_INFORMATION_
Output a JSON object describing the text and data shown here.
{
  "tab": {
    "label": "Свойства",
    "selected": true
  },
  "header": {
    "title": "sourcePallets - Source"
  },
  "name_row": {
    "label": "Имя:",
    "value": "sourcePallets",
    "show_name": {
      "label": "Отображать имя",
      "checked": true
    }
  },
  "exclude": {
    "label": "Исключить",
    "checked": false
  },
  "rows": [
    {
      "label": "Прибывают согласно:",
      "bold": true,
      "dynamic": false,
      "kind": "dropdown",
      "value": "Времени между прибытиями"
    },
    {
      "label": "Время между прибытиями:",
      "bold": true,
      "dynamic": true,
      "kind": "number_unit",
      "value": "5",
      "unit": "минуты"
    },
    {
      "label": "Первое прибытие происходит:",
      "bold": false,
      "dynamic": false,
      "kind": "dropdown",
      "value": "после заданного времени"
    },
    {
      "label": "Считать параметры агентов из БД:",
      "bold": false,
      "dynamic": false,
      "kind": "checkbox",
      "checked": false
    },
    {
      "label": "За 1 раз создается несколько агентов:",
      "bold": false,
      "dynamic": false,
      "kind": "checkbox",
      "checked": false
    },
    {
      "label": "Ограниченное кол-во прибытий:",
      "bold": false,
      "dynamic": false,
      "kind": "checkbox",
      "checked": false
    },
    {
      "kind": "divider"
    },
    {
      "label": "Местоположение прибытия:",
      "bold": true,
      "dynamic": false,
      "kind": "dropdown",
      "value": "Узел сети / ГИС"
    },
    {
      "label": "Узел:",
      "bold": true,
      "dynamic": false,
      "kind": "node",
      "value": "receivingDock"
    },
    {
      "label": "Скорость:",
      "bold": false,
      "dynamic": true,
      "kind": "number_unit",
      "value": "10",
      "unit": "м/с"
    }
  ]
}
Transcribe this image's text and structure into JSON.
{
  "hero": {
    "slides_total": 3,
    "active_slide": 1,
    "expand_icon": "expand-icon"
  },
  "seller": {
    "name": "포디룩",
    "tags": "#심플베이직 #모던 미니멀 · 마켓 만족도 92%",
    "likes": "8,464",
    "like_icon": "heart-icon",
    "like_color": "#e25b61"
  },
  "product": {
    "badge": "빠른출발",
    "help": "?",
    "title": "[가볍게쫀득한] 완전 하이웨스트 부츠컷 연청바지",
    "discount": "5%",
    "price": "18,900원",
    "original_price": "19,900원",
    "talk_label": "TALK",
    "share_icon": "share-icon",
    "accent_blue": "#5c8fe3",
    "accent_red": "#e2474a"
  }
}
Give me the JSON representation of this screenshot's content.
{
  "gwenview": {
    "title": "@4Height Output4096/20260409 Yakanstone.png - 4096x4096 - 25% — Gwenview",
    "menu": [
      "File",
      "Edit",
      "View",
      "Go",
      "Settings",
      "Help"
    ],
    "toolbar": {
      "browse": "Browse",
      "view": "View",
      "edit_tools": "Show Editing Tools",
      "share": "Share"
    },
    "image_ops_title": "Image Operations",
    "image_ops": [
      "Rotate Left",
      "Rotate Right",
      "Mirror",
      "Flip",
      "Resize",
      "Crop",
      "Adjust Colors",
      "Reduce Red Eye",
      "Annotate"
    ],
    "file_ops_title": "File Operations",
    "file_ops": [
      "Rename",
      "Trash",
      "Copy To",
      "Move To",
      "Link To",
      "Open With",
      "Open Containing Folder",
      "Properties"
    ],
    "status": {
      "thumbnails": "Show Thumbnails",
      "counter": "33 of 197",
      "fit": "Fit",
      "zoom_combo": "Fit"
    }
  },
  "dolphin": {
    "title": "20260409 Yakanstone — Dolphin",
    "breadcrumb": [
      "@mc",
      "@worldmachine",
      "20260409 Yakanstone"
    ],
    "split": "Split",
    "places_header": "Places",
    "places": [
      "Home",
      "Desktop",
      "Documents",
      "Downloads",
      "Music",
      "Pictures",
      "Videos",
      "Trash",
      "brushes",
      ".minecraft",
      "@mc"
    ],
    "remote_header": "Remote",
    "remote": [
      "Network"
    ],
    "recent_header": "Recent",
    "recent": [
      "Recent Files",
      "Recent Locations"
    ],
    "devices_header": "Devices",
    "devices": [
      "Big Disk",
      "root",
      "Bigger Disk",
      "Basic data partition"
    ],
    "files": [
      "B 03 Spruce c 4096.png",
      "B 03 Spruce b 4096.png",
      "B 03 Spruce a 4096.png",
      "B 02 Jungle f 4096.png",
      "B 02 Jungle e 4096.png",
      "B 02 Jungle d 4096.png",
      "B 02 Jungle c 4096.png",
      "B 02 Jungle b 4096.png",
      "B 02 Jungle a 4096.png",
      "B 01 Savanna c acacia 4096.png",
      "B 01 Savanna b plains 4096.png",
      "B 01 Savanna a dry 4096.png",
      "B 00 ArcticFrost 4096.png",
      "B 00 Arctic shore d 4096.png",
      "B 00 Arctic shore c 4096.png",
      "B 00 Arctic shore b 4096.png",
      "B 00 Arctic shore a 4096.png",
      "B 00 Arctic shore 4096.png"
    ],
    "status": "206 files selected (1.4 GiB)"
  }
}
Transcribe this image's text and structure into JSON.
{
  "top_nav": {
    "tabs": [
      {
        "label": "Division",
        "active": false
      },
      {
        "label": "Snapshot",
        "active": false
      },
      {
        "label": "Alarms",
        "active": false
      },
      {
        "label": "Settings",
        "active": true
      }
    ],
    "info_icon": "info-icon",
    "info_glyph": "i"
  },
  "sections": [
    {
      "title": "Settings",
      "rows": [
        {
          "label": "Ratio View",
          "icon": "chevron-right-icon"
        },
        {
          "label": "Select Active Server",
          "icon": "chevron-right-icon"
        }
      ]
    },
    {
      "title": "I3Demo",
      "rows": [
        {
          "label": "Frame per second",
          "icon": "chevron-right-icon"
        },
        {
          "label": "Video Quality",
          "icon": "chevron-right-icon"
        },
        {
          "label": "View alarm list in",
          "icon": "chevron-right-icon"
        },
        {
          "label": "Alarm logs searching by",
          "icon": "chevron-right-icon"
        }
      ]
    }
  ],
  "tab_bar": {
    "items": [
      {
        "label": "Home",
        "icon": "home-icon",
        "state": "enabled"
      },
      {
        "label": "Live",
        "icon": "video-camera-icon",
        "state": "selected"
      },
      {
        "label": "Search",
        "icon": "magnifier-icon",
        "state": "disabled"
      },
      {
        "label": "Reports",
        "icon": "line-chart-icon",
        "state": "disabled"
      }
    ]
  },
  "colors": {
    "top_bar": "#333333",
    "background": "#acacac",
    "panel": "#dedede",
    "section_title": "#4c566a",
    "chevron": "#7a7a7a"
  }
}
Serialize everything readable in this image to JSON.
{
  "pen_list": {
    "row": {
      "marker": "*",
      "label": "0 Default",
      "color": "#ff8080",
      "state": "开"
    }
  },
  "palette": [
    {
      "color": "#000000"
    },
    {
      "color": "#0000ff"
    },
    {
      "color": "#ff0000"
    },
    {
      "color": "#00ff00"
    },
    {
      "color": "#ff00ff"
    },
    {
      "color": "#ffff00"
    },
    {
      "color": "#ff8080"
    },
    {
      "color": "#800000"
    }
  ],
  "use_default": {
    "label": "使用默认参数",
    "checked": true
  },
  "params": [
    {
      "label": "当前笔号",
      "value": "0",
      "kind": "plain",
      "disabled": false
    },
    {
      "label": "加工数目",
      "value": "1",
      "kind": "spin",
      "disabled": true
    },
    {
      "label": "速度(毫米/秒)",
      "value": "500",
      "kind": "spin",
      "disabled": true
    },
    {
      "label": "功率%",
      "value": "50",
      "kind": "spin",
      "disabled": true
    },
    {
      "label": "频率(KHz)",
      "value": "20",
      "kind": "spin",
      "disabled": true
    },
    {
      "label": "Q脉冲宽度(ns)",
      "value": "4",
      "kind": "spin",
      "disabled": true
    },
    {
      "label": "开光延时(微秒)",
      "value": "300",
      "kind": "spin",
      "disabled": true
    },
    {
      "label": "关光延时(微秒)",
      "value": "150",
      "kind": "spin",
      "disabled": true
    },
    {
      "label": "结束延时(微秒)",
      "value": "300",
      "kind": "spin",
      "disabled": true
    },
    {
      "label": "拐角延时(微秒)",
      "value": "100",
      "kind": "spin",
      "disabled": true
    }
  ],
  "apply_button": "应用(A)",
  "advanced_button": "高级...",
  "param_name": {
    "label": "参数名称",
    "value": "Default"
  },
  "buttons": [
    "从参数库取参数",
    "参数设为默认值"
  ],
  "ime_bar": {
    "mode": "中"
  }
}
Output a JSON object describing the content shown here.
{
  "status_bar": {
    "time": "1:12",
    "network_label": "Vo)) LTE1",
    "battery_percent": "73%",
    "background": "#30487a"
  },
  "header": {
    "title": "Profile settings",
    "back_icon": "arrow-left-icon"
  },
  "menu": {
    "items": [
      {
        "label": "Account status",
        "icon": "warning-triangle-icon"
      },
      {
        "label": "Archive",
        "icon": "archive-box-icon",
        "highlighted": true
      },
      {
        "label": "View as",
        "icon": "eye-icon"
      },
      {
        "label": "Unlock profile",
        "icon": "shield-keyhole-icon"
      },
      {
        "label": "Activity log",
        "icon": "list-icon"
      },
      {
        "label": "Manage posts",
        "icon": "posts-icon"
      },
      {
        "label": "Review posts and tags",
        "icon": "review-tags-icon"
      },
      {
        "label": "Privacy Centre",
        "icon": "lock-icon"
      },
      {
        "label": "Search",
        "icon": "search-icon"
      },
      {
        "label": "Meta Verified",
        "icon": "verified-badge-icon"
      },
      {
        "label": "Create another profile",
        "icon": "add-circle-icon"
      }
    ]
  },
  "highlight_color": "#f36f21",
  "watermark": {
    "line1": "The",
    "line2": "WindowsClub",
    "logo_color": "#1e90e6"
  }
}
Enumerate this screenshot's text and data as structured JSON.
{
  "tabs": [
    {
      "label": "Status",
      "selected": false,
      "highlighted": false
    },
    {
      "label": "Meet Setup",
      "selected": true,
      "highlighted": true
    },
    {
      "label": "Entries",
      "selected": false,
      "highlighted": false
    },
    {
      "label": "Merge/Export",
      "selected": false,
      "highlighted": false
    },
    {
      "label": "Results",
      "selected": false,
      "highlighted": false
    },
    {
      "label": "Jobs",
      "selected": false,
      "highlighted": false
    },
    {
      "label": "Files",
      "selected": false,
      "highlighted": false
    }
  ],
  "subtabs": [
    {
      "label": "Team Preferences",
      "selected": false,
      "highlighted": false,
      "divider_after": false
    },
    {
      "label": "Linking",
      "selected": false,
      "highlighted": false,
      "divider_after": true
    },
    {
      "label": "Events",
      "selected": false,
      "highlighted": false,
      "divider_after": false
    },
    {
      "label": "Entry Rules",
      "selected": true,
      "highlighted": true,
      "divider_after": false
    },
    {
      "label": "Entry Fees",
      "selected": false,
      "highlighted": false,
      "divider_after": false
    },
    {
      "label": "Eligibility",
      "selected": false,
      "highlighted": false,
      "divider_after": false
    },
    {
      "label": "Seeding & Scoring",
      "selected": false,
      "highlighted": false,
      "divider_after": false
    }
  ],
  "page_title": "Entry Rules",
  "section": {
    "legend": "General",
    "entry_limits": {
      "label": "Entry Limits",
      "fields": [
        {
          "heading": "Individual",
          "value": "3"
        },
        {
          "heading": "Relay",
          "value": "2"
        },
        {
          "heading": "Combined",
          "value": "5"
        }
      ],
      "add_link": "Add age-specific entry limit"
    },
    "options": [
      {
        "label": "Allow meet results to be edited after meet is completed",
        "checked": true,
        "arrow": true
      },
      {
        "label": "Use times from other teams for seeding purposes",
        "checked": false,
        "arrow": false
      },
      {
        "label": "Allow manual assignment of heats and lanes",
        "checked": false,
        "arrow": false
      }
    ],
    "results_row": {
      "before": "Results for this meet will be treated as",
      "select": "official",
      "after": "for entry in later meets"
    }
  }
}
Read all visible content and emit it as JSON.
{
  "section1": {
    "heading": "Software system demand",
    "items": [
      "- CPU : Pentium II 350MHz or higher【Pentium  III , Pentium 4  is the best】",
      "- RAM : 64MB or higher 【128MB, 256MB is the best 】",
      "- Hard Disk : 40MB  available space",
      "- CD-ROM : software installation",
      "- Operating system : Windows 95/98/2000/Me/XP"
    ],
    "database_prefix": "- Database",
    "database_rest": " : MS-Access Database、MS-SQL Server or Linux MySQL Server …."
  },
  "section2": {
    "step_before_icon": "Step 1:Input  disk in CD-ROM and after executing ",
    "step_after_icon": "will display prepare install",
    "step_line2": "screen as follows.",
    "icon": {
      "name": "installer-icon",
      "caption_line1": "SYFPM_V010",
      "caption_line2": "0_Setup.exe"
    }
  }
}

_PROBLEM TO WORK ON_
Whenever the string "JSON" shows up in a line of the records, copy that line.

_EXERCISE RESPONSE_
Output a JSON object describing the text and data shown here.
Transcribe this image's text and structure into JSON.
Give me the JSON representation of this screenshot's content.
Transcribe this image's text and structure into JSON.
Serialize everything readable in this image to JSON.
Output a JSON object describing the content shown here.
Enumerate this screenshot's text and data as structured JSON.
Read all visible content and emit it as JSON.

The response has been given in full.